→ **EXERCISE PROMPT**: When you reach the listing, restate it word for word, leaving nothing out.
☆ ☆ ☆ ☆
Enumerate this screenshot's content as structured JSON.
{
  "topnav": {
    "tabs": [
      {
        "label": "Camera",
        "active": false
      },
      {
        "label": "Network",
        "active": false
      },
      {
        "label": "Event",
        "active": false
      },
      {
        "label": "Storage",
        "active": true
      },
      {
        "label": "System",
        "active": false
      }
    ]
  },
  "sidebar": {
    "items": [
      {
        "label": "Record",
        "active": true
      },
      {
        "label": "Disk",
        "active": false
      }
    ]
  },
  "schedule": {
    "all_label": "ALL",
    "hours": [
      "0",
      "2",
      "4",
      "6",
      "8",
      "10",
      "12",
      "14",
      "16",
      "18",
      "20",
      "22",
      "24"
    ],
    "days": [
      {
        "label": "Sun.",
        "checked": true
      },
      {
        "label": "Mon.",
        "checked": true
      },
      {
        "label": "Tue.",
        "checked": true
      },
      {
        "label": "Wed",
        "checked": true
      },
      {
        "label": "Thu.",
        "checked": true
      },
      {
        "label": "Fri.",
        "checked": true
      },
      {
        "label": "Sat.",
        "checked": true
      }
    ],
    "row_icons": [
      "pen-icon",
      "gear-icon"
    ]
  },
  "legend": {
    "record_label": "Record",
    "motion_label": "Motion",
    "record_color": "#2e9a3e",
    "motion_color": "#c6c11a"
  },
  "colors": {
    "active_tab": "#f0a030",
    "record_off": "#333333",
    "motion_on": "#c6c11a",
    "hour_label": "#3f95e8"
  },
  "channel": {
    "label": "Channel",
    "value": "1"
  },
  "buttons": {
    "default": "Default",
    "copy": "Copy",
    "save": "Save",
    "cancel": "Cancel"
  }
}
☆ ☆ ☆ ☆
→ **OUTPUT BELOW**:
Enumerate this screenshot's content as structured JSON.
{
  "topnav": {
    "tabs": [
      {
        "label": "Camera",
        "active": false
      },
      {
        "label": "Network",
        "active": false
      },
      {
        "label": "Event",
        "active": false
      },
      {
        "label": "Storage",
        "active": true
      },
      {
        "label": "System",
        "active": false
      }
    ]
  },
  "sidebar": {
    "items": [
      {
        "label": "Record",
        "active": true
      },
      {
        "label": "Disk",
        "active": false
      }
    ]
  },
  "schedule": {
    "all_label": "ALL",
    "hours": [
      "0",
      "2",
      "4",
      "6",
      "8",
      "10",
      "12",
      "14",
      "16",
      "18",
      "20",
      "22",
      "24"
    ],
    "days": [
      {
        "label": "Sun.",
        "checked": true
      },
      {
        "label": "Mon.",
        "checked": true
      },
      {
        "label": "Tue.",
        "checked": true
      },
      {
        "label": "Wed",
        "checked": true
      },
      {
        "label": "Thu.",
        "checked": true
      },
      {
        "label": "Fri.",
        "checked": true
      },
      {
        "label": "Sat.",
        "checked": true
      }
    ],
    "row_icons": [
      "pen-icon",
      "gear-icon"
    ]
  },
  "legend": {
    "record_label": "Record",
    "motion_label": "Motion",
    "record_color": "#2e9a3e",
    "motion_color": "#c6c11a"
  },
  "colors": {
    "active_tab": "#f0a030",
    "record_off": "#333333",
    "motion_on": "#c6c11a",
    "hour_label": "#3f95e8"
  },
  "channel": {
    "label": "Channel",
    "value": "1"
  },
  "buttons": {
    "default": "Default",
    "copy": "Copy",
    "save": "Save",
    "cancel": "Cancel"
  }
}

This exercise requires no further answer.